What needs to be done: Please give the number of lines in the material below that contain "user", and provide nothing besides that number.

Exercise data:
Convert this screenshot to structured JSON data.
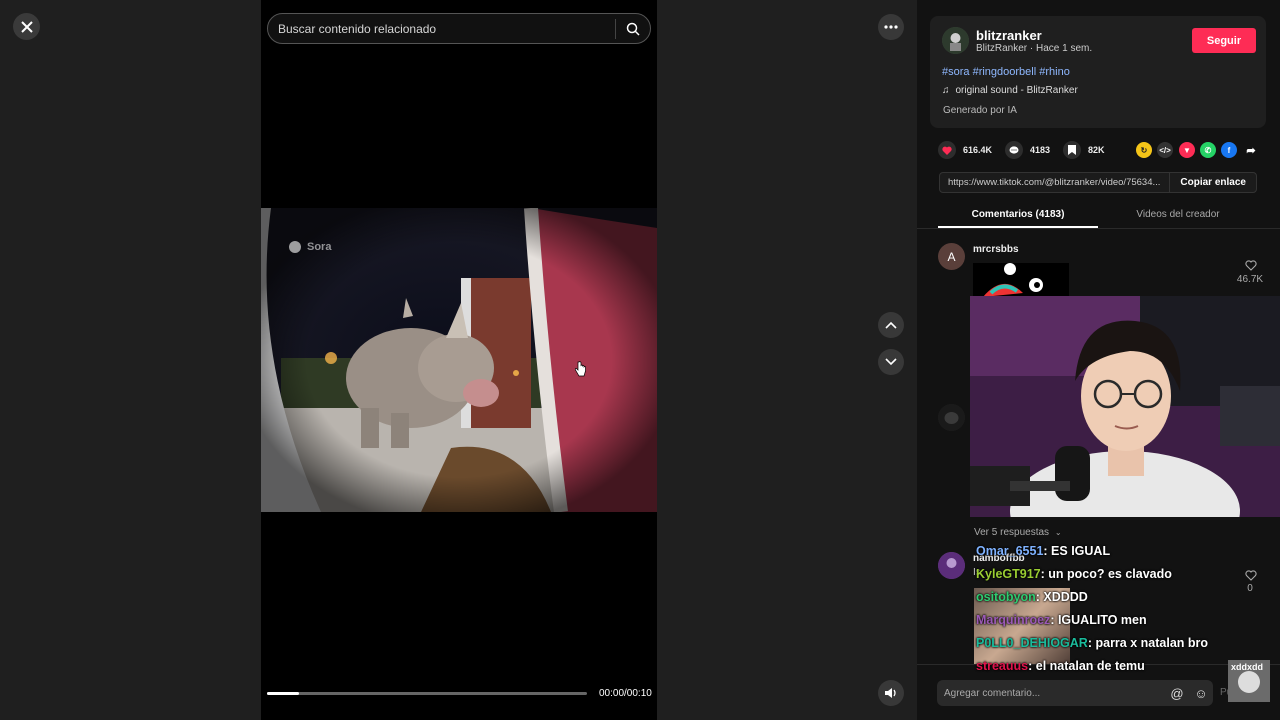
{
  "search": {
    "placeholder": "Buscar contenido relacionado"
  },
  "video": {
    "watermark": "Sora",
    "time": "00:00/00:10",
    "progress": 0.1
  },
  "author": {
    "name": "blitzranker",
    "subtitle": "BlitzRanker · Hace 1 sem.",
    "follow_label": "Seguir"
  },
  "post": {
    "tags": "#sora #ringdoorbell #rhino",
    "music": "original sound - BlitzRanker",
    "ai_label": "Generado por IA"
  },
  "stats": {
    "likes": "616.4K",
    "comments": "4183",
    "saves": "82K"
  },
  "link": {
    "url": "https://www.tiktok.com/@blitzranker/video/75634...",
    "copy_label": "Copiar enlace"
  },
  "tabs": [
    {
      "label": "Comentarios (4183)"
    },
    {
      "label": "Videos del creador"
    }
  ],
  "comments": [
    {
      "avatar": "A",
      "user": "mrcrsbbs",
      "likes": "46.7K"
    },
    {
      "user": "namboffbb",
      "text": "Is",
      "likes": "0"
    }
  ],
  "replies_label": "Ver 5 respuestas",
  "chat": [
    {
      "user": "Omar_6551",
      "msg": ": ES IGUAL",
      "color": "#7fb2ff"
    },
    {
      "user": "KyleGT917",
      "msg": ": un poco? es clavado",
      "color": "#9acd32"
    },
    {
      "user": "ositobyon",
      "msg": ": XDDDD",
      "color": "#2ecc71"
    },
    {
      "user": "Marquinroez",
      "msg": ": IGUALITO men",
      "color": "#9b59b6"
    },
    {
      "user": "P0LL0_DEHIOGAR",
      "msg": ": parra x natalan bro",
      "color": "#1abc9c"
    },
    {
      "user": "streauus",
      "msg": ": el natalan de temu",
      "color": "#e0144c"
    }
  ],
  "comment_input": {
    "placeholder": "Agregar comentario...",
    "post_label": "Publicar"
  },
  "mini_tag": "xddxdd",
  "colors": {
    "accent": "#fe2c55",
    "tag": "#8fb8ff"
  }
}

Output for this task: 8